Historically speaking, Patagonia doesn't participate in Black Friday. Its biggest stand against the winter shopping event was in 2016 when the B-Corp donated 100% of sales on that day to grassroots environmental organisations. The feat went viral and Patagonia was able to make $10 million in sales.

This year, Patagonia is encouraging customers to donate to one of 1,000 non-profit environmental groups through its Patagonia Action Works initiative. The brand will match the donations made from 29 November (Black Friday) until 31 December 2019. They will only stop matching donations when they've reached a maximum spend of $10,000,000 USD. This is an opportunity to give a meaningful gift without purchasing yet another another needless item.


Our ethical clothes shop and Best Buy company THTC is doing an anti-Black Friday campaign in which they're giving 30% of all their profits from Black Friday sales straight to Refugee Community Kitchen.

Ethical Superstore

Ethical Superstore is sidelining Black Friday for Food Bank Friday. From Monday 22nd November to midnight on Monday 2nd December they will be offering 20% off everything in their store plus making a donation directly from their stock to the Newcastle West End Foodbank with every order over £30. Ethical Superstore stocks several of our Best Buys on their website, so doing a shop with them is a great alternative to Amazon that will really make a difference.

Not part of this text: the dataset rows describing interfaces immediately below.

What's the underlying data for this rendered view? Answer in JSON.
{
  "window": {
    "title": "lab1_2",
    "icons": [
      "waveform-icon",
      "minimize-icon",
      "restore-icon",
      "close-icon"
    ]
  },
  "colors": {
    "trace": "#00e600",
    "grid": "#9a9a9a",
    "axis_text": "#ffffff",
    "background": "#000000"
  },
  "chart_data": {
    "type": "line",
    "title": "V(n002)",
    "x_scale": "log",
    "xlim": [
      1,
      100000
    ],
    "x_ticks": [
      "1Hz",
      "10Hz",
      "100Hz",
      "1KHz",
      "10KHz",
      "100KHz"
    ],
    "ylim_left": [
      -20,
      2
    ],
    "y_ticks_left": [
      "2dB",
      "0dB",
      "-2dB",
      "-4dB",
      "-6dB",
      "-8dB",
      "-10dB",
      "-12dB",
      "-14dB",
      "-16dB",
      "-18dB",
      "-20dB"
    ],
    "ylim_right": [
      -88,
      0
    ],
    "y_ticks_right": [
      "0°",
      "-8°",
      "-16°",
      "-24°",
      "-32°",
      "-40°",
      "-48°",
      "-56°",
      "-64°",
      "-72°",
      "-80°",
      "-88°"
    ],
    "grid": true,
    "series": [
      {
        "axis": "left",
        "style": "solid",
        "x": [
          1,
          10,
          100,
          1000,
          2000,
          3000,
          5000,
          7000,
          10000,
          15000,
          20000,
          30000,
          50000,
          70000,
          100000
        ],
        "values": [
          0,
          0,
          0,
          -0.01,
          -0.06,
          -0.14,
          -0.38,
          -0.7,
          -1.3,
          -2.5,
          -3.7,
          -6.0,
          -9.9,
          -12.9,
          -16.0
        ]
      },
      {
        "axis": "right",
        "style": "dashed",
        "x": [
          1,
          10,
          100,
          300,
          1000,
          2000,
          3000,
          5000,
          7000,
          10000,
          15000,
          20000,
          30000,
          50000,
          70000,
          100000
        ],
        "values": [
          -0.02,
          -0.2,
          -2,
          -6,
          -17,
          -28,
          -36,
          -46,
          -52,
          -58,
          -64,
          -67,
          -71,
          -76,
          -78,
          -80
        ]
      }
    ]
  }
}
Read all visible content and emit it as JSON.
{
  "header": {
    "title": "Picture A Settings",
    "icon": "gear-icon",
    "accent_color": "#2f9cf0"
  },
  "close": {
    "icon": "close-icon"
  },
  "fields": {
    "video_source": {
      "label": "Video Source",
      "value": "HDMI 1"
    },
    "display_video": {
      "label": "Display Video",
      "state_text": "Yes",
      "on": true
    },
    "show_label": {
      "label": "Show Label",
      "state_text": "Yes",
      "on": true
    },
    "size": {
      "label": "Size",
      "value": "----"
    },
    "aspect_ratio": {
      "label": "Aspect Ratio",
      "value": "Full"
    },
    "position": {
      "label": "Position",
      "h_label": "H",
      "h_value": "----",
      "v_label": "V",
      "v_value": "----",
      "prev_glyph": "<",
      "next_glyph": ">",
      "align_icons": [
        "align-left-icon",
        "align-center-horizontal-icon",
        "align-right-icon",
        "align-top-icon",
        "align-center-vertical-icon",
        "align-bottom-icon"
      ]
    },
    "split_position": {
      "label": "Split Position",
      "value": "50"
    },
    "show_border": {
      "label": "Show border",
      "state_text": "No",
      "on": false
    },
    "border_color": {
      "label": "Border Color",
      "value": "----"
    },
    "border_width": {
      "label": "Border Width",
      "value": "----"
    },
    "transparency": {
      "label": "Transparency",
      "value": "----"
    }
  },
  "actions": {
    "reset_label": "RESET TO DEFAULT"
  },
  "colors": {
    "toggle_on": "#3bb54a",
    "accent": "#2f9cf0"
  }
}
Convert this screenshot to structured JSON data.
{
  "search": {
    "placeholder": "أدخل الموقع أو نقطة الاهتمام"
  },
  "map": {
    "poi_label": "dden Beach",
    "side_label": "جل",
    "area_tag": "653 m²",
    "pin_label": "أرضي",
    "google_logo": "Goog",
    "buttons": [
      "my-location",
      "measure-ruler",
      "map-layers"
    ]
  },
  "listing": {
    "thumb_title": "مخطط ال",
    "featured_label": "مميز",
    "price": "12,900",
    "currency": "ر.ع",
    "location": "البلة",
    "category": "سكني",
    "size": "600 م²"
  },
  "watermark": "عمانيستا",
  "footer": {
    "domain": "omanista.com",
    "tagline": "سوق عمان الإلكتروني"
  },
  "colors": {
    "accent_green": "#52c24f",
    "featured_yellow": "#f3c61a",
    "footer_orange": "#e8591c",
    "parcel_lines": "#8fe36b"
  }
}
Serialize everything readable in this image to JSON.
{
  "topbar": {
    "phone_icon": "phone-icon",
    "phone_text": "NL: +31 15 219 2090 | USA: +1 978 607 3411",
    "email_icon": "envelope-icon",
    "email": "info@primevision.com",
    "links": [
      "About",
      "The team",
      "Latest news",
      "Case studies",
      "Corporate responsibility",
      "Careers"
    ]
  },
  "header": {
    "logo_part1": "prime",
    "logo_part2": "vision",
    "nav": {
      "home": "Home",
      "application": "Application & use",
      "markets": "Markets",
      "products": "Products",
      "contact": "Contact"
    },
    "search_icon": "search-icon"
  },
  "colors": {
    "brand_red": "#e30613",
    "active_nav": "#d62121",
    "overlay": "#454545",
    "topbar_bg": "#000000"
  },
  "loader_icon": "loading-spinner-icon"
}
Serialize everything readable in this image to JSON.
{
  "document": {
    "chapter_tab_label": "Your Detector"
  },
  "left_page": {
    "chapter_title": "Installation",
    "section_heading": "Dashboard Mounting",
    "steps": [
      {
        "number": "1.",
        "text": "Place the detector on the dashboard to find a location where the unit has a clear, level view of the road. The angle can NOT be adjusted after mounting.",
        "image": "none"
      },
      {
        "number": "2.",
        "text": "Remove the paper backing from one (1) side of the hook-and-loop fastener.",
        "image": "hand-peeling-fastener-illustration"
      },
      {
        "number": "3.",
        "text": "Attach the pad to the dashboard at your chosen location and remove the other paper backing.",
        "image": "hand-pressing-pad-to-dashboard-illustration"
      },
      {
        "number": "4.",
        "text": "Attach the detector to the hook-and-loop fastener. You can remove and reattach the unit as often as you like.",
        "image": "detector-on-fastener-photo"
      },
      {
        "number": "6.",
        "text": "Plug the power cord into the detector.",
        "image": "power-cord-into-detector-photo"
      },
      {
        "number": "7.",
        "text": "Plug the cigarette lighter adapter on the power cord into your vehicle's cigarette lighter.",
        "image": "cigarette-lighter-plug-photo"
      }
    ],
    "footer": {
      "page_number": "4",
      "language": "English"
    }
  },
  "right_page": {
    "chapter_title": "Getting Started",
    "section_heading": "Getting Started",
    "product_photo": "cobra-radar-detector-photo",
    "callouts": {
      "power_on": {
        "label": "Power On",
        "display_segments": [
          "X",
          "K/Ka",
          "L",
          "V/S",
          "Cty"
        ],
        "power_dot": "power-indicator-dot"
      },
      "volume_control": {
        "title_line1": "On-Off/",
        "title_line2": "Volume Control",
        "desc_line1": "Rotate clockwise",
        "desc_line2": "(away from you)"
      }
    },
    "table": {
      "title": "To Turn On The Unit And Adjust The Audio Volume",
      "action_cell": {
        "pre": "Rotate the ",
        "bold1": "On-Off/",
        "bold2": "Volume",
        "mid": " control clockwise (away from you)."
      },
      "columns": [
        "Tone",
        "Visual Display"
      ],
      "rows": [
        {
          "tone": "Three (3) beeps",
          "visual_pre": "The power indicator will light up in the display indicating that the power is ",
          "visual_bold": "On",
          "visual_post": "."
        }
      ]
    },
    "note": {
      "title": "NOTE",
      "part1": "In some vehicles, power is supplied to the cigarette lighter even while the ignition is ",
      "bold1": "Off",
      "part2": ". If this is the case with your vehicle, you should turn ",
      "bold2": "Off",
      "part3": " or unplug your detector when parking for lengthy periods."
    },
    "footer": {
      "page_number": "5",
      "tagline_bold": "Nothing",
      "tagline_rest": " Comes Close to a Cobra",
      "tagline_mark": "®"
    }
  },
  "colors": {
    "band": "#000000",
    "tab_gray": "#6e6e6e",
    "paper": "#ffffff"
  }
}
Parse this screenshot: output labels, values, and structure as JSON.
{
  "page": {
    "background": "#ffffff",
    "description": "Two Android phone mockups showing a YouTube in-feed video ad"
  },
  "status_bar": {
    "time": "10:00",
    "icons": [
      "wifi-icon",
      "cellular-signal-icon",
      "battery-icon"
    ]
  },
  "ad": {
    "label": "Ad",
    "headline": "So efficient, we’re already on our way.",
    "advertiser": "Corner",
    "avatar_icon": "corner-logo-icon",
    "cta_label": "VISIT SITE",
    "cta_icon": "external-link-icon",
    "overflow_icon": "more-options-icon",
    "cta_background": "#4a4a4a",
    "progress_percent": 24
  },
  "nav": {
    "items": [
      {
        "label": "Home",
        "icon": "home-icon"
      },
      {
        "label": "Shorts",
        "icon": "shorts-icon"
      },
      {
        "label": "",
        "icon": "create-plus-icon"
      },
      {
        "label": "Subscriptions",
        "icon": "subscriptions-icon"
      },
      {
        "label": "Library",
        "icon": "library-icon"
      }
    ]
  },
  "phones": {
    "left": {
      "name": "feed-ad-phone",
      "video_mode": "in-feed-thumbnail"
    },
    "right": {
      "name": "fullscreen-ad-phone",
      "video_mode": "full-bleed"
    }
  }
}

Along with buying from independent and local or ethical businesses on Black Friday, shoppers can also boycott the event and vow to buy nothing on the 29th November. If you feel like you need to buy something over the weekend, consider smaller ethical businesses, like the ones featured in our ethical online retailers guide, which unlike eBay, Amazon and Apple are more likely to be paying their fair share of tax.

We ask that our readers join us in the Global Climate Strike and help #MakeFridayGreenAgain.